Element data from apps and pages
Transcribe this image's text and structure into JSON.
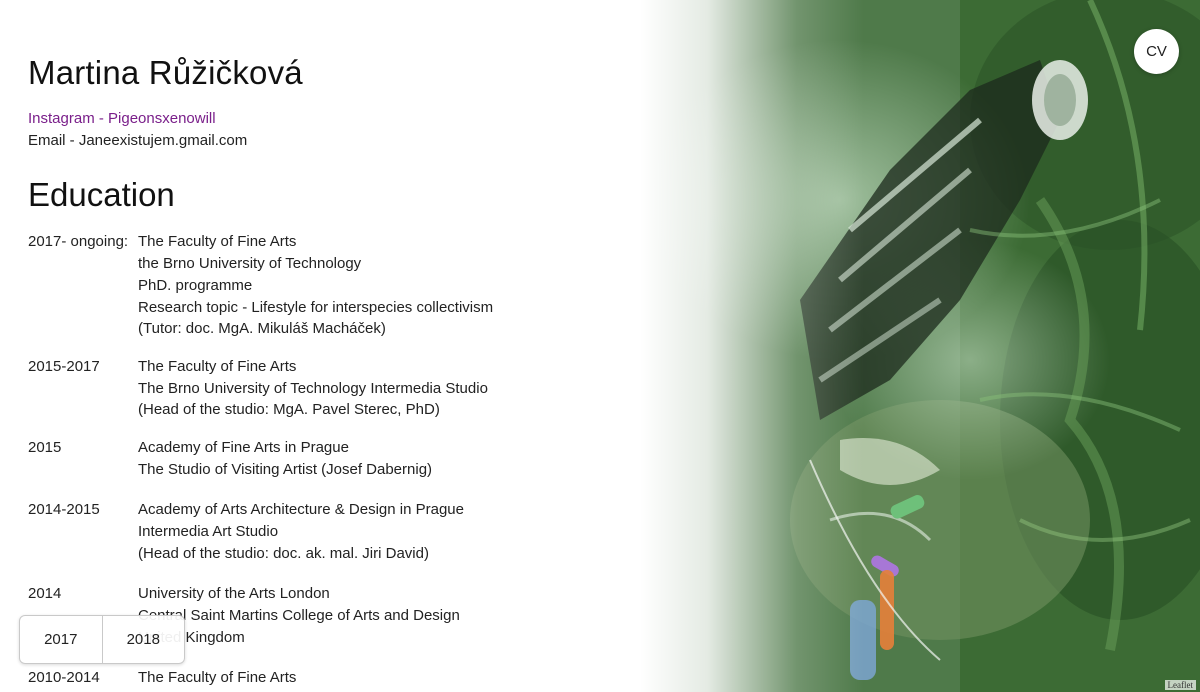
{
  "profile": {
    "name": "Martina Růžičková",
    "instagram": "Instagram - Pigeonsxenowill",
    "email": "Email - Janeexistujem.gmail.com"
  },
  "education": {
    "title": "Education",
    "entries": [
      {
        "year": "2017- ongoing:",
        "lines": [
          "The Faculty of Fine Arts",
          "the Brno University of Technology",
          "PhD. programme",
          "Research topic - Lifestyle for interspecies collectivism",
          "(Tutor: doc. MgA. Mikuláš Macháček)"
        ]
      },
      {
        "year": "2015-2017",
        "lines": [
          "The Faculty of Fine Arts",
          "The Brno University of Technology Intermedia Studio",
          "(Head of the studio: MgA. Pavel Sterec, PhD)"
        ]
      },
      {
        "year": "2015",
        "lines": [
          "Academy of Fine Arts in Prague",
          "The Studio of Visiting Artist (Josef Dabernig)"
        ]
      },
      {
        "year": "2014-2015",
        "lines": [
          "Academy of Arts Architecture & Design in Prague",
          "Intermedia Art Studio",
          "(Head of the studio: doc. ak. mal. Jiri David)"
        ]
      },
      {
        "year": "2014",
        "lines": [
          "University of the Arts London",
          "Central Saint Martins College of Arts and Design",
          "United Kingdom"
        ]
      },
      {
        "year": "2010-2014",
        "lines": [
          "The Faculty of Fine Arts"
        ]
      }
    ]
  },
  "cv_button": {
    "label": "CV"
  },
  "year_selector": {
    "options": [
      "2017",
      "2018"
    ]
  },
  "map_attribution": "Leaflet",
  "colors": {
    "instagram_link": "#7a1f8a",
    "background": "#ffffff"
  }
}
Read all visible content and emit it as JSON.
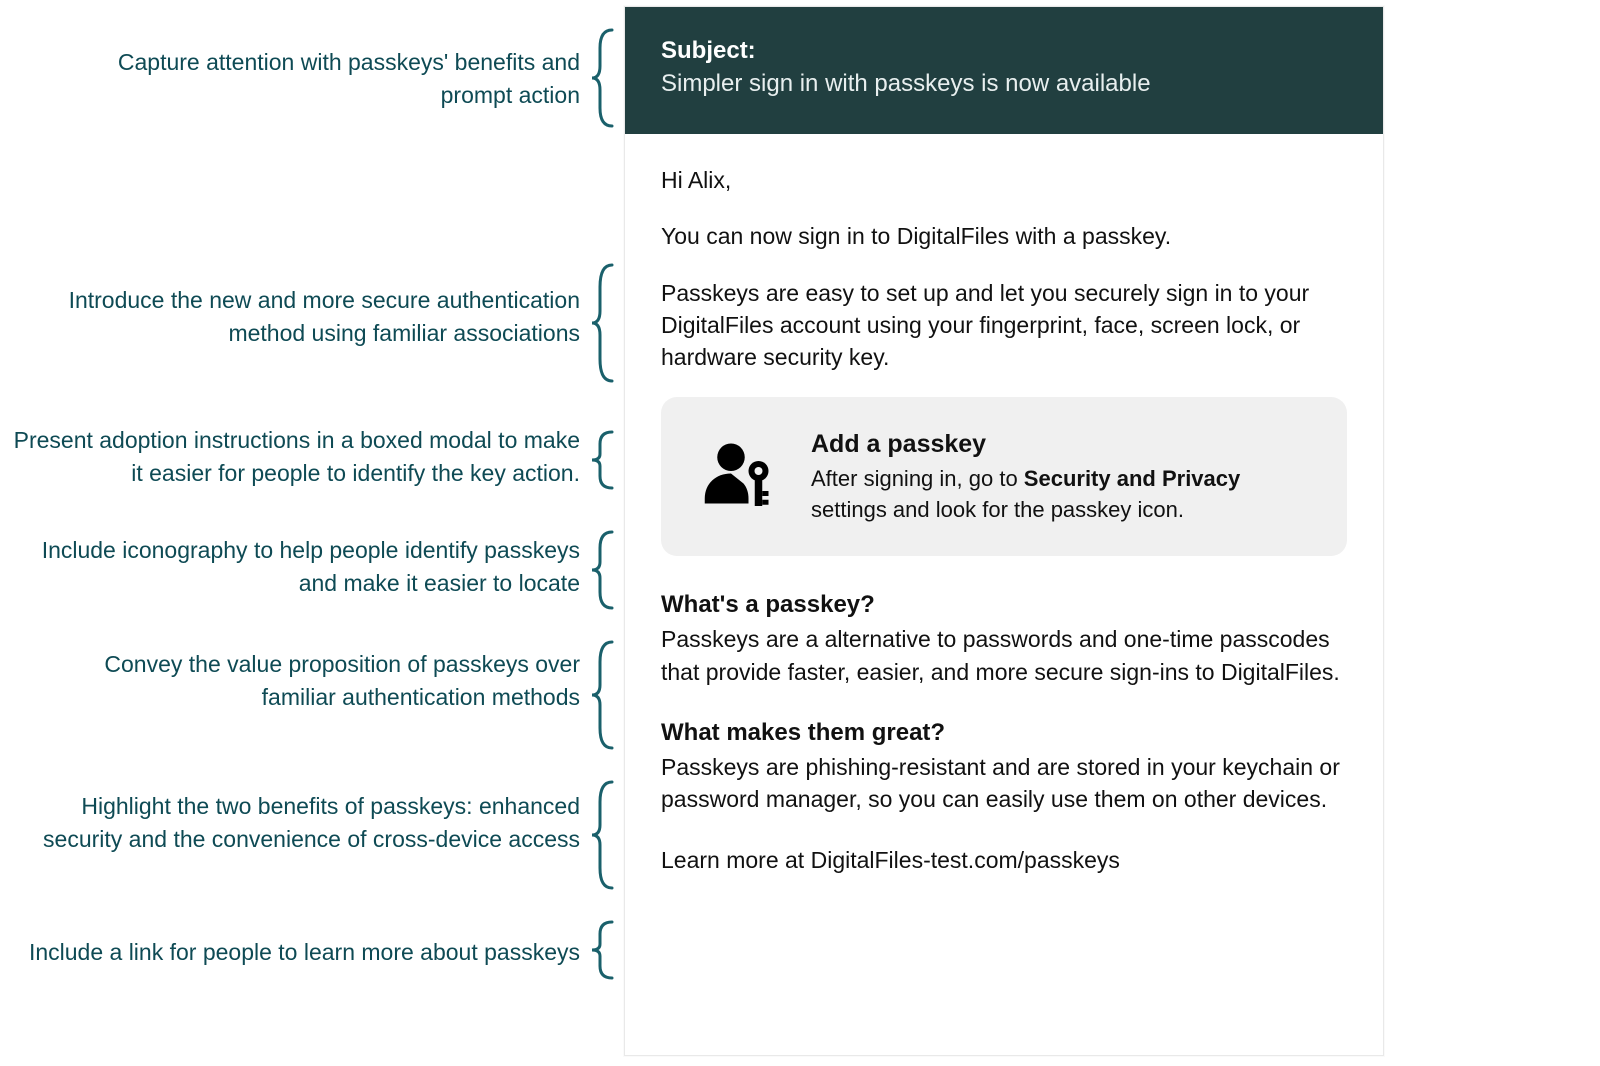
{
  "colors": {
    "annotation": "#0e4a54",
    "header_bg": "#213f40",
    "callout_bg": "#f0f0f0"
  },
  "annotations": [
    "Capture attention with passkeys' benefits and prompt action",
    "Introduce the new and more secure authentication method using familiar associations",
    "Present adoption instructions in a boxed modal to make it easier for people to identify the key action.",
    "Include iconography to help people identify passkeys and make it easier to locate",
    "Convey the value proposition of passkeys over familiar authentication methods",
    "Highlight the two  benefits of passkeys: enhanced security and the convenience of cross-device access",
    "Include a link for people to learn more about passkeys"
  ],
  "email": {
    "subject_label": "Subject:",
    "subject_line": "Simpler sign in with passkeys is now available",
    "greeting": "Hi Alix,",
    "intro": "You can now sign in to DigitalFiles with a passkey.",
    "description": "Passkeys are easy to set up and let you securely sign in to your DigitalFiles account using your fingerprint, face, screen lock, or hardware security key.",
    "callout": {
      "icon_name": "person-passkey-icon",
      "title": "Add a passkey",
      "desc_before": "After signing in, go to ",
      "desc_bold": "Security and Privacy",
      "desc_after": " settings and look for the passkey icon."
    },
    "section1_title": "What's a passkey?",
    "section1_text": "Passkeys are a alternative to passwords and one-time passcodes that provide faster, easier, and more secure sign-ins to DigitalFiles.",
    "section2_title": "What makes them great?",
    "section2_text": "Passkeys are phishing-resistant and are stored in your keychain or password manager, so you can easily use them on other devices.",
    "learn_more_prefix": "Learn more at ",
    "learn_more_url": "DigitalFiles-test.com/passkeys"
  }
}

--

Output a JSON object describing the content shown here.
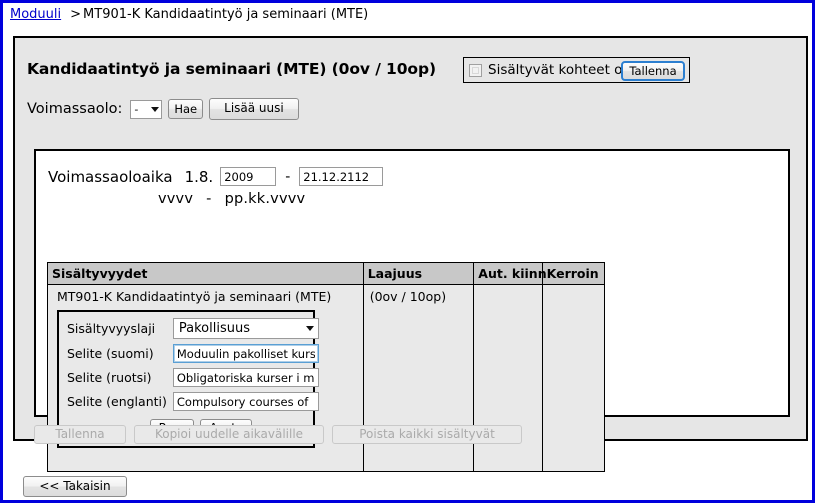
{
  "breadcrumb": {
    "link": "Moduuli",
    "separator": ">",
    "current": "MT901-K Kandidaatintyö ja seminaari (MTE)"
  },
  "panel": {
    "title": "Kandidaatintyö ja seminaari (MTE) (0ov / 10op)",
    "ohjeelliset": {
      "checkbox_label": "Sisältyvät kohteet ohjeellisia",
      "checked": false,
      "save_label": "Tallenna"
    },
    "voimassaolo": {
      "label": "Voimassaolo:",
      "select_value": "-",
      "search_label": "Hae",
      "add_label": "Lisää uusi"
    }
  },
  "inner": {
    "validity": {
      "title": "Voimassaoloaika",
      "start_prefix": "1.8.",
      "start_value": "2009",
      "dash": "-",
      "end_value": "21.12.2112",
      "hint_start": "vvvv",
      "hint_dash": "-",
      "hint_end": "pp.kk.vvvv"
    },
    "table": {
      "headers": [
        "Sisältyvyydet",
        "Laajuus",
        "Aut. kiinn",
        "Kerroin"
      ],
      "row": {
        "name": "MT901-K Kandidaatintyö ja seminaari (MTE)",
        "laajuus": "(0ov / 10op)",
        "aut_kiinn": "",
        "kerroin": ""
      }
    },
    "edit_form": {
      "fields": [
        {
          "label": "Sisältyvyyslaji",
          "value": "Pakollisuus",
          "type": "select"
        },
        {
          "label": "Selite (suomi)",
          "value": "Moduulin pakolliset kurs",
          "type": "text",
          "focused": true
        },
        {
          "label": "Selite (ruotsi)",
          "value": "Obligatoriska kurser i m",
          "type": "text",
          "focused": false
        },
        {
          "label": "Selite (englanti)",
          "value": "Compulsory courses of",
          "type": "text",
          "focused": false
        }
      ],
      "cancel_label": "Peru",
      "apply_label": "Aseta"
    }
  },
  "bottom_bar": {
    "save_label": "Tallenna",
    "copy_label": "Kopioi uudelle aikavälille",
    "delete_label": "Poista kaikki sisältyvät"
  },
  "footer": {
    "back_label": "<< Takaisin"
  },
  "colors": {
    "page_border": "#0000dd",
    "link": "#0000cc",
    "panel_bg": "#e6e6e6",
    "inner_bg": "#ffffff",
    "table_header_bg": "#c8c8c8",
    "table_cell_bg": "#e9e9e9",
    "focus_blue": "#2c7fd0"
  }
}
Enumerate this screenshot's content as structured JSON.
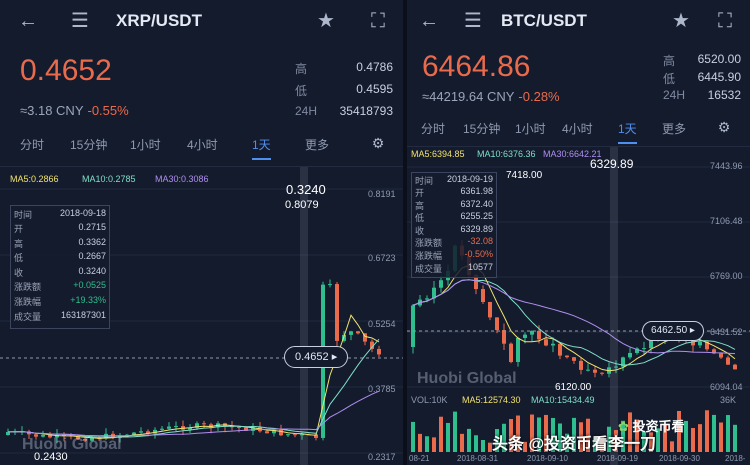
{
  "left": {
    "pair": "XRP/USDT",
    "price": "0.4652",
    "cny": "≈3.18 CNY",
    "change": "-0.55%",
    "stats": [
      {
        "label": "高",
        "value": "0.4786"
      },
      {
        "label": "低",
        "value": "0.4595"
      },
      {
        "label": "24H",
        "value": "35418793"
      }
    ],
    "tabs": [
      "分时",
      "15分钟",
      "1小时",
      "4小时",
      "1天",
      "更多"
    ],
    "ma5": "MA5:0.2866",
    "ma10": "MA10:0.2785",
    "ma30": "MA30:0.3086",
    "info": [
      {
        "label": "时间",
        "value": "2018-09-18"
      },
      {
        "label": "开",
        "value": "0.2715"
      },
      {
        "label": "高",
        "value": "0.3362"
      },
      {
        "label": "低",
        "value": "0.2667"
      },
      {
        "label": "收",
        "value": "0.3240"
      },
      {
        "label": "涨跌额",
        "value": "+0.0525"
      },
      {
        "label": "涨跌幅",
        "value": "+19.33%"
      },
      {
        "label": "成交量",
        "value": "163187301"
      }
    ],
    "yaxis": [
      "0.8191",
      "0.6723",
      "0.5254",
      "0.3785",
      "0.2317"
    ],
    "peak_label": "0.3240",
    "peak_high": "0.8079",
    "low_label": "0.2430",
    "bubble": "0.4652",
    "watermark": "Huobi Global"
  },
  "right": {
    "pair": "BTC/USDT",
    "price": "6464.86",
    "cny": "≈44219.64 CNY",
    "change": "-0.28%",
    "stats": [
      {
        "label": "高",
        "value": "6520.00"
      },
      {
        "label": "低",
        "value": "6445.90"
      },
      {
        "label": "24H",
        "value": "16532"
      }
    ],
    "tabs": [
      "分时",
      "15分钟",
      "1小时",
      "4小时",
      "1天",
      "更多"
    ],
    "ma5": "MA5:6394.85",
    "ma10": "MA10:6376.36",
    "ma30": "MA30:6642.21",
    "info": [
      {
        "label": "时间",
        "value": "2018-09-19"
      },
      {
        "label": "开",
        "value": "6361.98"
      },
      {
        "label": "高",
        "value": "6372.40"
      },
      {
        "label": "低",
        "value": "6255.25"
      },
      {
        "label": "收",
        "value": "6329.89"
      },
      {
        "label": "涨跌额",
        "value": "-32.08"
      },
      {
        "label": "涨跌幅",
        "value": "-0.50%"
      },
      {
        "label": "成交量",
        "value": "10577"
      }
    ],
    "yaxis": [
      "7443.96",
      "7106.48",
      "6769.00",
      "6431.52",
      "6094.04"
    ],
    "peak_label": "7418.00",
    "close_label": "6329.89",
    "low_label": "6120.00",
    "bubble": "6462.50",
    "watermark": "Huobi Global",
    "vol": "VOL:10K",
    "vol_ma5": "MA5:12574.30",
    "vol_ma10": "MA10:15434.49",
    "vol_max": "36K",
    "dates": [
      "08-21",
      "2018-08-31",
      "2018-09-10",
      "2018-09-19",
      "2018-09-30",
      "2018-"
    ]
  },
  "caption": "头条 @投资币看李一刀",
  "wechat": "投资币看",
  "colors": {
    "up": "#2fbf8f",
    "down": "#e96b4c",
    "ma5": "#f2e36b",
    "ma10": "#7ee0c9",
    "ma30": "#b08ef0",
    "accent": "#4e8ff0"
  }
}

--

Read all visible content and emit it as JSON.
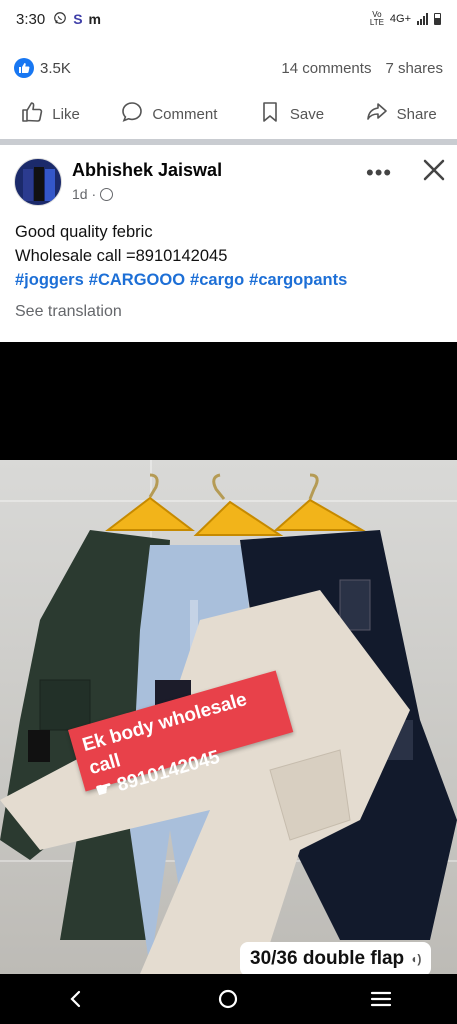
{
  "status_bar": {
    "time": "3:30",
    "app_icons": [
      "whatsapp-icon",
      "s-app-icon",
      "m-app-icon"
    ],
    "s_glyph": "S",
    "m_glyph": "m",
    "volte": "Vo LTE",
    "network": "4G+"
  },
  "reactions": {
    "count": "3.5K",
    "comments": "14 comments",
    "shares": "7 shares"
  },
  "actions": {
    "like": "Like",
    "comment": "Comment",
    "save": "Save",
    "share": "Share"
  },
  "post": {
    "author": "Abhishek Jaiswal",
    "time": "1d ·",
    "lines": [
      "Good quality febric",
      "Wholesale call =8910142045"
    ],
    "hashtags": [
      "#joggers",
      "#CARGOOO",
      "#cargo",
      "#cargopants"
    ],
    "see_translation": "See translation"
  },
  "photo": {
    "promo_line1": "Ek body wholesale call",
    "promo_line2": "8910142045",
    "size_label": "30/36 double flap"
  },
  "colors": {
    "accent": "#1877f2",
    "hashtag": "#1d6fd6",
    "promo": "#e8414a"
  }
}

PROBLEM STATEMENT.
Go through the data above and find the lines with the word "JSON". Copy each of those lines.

FINISHED TASK.
Transcribe this image's text and structure into JSON.
Read all visible content and emit it as JSON.
Output a JSON object describing the content shown here.
Enumerate this screenshot's content as structured JSON.
Read all visible content and emit it as JSON.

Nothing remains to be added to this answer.